How to Update a Package with Semantic Versioning (SemVer) in NPM

Managing packages in your JavaScript project can be a daunting task without a clear understanding of semantic versioning, commonly known as SemVer. In this article, we’ll explore how to update your npm package responsibly and understand what those version numbers in your package.json really mean. Particularly, we delve into the nuances of the caret (^) symbol and how it affects package updates. If you’ve ever run npm update and nothing happened, you’re in the right place. For more on the concept of semantic versioning, take a look at the Official SemVer Documentation.

Understanding Semantic Versioning
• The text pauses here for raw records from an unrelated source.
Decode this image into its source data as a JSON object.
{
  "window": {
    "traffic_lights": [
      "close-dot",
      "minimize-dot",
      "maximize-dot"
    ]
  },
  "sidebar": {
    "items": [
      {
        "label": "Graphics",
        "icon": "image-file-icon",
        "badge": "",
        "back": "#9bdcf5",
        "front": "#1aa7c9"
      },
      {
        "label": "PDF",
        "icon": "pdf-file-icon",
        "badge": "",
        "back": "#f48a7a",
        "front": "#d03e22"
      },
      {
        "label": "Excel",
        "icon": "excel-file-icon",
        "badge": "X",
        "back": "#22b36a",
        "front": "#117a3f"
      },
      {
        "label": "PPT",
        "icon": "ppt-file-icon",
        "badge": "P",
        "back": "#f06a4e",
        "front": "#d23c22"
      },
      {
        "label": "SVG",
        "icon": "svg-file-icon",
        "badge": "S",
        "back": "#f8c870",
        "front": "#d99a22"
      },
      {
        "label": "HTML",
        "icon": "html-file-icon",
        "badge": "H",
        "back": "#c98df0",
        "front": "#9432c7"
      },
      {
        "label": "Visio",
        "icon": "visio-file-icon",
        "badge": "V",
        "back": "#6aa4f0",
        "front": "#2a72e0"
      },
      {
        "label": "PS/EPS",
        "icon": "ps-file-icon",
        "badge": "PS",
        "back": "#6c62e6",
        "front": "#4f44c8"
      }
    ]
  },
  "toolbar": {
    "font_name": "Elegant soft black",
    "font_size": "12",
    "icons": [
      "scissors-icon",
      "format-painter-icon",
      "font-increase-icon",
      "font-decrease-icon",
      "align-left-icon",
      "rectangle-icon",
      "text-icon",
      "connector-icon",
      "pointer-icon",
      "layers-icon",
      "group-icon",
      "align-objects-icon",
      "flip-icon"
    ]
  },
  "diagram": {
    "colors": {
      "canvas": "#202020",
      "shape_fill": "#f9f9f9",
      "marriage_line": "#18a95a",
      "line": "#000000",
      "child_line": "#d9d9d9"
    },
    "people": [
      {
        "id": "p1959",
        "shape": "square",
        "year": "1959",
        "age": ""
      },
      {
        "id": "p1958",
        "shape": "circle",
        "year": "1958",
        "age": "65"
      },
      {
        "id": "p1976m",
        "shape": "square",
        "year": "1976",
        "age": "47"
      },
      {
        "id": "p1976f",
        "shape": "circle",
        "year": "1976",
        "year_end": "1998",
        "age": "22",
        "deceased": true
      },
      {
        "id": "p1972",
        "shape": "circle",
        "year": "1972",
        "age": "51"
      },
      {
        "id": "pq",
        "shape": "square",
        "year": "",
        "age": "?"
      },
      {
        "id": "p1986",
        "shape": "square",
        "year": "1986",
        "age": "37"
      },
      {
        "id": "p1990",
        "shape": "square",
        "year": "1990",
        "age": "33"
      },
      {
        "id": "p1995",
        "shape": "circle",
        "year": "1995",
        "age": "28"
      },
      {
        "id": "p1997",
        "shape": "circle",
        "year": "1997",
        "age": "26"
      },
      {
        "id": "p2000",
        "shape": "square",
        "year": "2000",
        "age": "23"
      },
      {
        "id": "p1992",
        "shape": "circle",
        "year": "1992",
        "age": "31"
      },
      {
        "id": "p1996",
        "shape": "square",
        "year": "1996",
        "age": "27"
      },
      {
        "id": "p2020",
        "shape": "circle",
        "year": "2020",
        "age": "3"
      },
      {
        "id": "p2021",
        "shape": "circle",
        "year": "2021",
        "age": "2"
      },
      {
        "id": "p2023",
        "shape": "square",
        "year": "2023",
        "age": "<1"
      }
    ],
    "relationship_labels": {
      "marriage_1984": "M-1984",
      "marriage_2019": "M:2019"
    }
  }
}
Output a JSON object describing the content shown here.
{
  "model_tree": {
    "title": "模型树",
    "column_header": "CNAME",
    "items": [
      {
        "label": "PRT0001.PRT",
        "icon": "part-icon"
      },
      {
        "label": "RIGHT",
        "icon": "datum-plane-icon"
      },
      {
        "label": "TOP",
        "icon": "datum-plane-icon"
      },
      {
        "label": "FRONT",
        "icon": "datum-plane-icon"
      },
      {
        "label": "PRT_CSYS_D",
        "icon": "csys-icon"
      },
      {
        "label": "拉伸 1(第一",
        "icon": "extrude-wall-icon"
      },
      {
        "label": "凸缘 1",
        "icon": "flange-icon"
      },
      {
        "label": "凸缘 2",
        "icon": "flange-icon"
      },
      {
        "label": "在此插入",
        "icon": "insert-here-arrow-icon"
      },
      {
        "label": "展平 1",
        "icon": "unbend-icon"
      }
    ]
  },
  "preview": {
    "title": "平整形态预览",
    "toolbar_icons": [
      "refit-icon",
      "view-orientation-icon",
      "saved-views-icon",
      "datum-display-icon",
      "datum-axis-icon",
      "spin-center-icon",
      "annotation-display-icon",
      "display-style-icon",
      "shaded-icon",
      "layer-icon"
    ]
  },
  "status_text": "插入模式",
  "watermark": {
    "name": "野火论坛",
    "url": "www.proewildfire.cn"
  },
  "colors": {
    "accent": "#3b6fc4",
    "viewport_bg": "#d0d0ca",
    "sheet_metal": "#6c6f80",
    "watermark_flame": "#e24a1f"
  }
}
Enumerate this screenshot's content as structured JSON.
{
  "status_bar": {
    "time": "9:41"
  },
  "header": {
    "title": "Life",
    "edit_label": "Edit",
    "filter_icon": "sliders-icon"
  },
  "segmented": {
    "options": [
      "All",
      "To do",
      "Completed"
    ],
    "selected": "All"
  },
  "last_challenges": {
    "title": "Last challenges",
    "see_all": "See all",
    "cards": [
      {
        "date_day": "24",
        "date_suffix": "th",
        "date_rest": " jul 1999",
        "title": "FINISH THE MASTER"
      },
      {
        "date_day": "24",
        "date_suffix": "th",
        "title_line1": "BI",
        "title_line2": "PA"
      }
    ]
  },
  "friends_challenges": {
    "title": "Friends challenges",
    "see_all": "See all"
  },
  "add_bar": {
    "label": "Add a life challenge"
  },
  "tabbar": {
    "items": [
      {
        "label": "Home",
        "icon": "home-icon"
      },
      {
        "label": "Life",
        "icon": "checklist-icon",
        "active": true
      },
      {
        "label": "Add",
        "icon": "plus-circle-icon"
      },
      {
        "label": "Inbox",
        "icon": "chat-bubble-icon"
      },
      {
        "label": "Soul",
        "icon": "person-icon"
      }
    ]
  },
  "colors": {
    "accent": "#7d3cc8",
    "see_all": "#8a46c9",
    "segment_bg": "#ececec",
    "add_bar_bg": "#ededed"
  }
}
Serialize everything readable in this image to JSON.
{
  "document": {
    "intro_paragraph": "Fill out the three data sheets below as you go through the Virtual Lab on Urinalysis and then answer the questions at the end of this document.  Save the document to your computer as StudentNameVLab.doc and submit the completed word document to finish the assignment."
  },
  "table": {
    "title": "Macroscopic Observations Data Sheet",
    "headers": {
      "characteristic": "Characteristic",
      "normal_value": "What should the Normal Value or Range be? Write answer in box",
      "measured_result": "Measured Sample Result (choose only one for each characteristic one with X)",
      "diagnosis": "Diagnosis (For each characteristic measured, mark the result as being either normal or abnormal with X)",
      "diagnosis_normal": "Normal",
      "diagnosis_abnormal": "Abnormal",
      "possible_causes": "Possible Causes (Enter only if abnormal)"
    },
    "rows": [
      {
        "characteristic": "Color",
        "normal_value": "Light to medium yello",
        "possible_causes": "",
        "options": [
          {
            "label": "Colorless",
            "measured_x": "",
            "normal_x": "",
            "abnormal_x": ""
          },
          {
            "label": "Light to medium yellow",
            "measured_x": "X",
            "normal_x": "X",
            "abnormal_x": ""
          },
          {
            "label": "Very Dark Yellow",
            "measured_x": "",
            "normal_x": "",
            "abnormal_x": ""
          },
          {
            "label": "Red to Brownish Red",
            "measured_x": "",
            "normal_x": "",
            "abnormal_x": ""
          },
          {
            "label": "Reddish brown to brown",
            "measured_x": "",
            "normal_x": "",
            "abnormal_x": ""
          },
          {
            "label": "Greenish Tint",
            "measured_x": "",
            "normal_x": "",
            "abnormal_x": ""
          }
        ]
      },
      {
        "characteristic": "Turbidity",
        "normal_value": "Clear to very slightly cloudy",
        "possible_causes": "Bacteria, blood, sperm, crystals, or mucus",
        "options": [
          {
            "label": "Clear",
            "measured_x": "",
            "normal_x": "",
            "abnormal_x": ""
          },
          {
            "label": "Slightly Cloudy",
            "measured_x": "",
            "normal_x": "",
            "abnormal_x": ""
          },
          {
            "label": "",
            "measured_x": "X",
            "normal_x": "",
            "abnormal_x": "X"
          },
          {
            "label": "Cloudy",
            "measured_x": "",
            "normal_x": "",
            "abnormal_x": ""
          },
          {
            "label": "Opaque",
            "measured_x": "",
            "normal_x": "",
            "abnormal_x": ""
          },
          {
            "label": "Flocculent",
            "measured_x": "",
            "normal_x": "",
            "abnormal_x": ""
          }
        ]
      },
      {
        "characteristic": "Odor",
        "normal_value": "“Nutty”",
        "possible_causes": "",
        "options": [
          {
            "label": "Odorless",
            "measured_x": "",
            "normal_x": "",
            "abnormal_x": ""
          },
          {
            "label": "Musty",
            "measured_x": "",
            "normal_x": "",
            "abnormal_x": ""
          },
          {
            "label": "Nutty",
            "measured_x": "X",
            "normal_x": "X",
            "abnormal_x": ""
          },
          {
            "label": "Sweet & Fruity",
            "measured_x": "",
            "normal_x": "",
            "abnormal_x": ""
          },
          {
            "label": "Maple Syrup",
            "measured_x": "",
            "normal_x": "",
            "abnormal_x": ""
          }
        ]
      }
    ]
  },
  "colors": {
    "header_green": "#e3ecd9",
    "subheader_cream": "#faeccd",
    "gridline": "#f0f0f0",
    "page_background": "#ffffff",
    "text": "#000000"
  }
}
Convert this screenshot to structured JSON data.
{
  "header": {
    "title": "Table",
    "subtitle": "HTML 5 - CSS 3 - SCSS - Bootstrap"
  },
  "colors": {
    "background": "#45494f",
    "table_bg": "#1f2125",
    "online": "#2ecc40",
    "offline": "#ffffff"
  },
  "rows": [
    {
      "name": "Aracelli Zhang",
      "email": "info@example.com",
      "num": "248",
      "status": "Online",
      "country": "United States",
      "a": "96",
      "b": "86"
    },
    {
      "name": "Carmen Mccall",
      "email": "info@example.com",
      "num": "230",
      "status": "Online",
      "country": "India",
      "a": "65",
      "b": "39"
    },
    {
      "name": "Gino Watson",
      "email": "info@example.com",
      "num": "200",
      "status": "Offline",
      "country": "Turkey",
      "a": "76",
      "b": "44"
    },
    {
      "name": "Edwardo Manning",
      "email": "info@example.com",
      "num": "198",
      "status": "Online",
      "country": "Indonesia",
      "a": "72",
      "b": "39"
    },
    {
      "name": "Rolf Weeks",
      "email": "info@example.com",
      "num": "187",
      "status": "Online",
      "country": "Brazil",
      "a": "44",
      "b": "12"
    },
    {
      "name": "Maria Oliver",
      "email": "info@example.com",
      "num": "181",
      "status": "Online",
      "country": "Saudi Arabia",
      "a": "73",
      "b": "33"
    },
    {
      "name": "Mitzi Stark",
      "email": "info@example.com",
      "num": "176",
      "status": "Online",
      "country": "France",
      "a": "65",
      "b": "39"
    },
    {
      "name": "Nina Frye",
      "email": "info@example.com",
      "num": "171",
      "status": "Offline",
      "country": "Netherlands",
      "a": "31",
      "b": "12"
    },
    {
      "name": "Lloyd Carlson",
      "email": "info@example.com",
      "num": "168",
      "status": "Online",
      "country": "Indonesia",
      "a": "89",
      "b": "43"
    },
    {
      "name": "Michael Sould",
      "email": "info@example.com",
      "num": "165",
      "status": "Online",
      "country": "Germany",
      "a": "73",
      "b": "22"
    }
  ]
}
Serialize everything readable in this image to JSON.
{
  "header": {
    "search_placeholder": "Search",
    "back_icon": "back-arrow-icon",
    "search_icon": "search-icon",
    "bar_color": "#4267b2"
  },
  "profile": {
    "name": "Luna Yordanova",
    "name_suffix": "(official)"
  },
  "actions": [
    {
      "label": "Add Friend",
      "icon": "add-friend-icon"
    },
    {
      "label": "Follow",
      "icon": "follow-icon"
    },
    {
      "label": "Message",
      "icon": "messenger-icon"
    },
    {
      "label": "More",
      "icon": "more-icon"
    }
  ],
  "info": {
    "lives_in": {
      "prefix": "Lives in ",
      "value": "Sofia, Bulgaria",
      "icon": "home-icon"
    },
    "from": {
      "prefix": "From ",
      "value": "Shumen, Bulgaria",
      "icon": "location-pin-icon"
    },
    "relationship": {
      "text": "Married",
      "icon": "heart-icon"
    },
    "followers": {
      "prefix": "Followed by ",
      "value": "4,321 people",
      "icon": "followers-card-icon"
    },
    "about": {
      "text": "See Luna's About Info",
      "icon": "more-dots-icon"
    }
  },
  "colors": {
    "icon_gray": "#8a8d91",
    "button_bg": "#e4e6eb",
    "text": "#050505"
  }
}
Every package in the npm ecosystem is assigned a unique version number that follows the Semantic Versioning (SemVer) specification. This specific format MAJOR.MINOR.PATCH indicates the types of changes included with each release:

  • MAJOR: Introduces breaking changes that could affect compatibility with previous versions.
  • MINOR: Adds features in a backward-compatible manner.
  • PATCH: Makes backwards-compatible bug fixes or minor tweaks.

Being familiar with this system is essential when you’re managing dependencies for a project. It ensures you understand the potential impact of upgrading a package and helps maintain a stable codebase.

The Role of the ^ Caret Symbol in package.json

In package.json, your dependencies are listed with a version number, and you’ll often see a caret (^) preceding this number. For instance, "express": "^4.17.1" indicates that when running npm update, npm will consider all 4.x.x releases greater than or equal to 4.17.1.

Why doesn’t npm update to version 5.0.0 or higher? Because 5.x.x is considered a major release that could contain breaking changes, the caret symbol restricts updates to versions with the same MAJOR version as the one specified.

Updating Packages Within Specified Ranges

NPM respects the version constraints set in your package.json file. Here’s how to update your packages within the version ranges you’ve specified:

  1. Open a terminal or Command Prompt.
  2. Navigate to your project directory.
  3. Use the command npm update [package-name]. Execute npm update to update all packages.

After running the command, npm will update your local package files. However, your package.json won’t display the new version. To update package.json, use:

npm update [package-name] --save

This command updates the dependencies and the package.json file. Use --save-dev if you’re updating a devDependency.

Forcing an Update to the Latest Major Version

If you know that a package has a new MAJOR version available and you wish to upgrade, the npm update command won’t switch to that version because it could introduce breaking changes. To manually update:

  1. Change the version number in your package.json to the desired version, or use * to get the latest version:
"express": "5.0.0" // specific version
"express": "*" // the latest version
  1. Run npm install to install the new version.

Always be diligent when upgrading to a new major version. Review the package’s changelog for breaking changes and test your application thoroughly.

Best Practices to Follow When Updating

  • Start your package with a version of 1.0.0 to clearly communicate its readiness to other developers.
  • Increment your package version numbers based on the type and extent of changes made, following SemVer principles.
  • Before updating a MAJOR version, allocate time for analysis and testing to ensure compatibility.
  • Commit your package-lock.json to your version control system to lock in dependencies.

Utilizing Tools and Resources

There are tools available that can help you with version upgrades. For example, the Version Lens (VS Code Extension) can quickly show you outdated packages in your package.json. When it comes to understanding and applying semantics to version numbers, the npm semver calculator can be a helpful resource to check compatible version ranges.

Conclusion and Call to Action

Keeping your npm packages updated is crucial, but it’s equally important to understand what these updates imply for your project. Careful consideration of SemVer helps ensure that updates improve your application without introducing unexpected issues. Start with verifying your updates against the constraints in your package.json, using the caret symbol and other range-specifying mechanisms to your advantage.

Remember, every update to your package in a professional setting should draw a new, incremented version number in your package.json, adhering carefully to the SemVer specification. This discipline will unify the understanding across the development community and aid in maintaining a smooth development and deployment process.

If you’ve found this guide informative, consider exploring more ways to optimize your workflow with npm and other JavaScript tools. Should you have any questions or additional tips on package management with SemVer, please engage with the community and continue the conversation. Happy coding!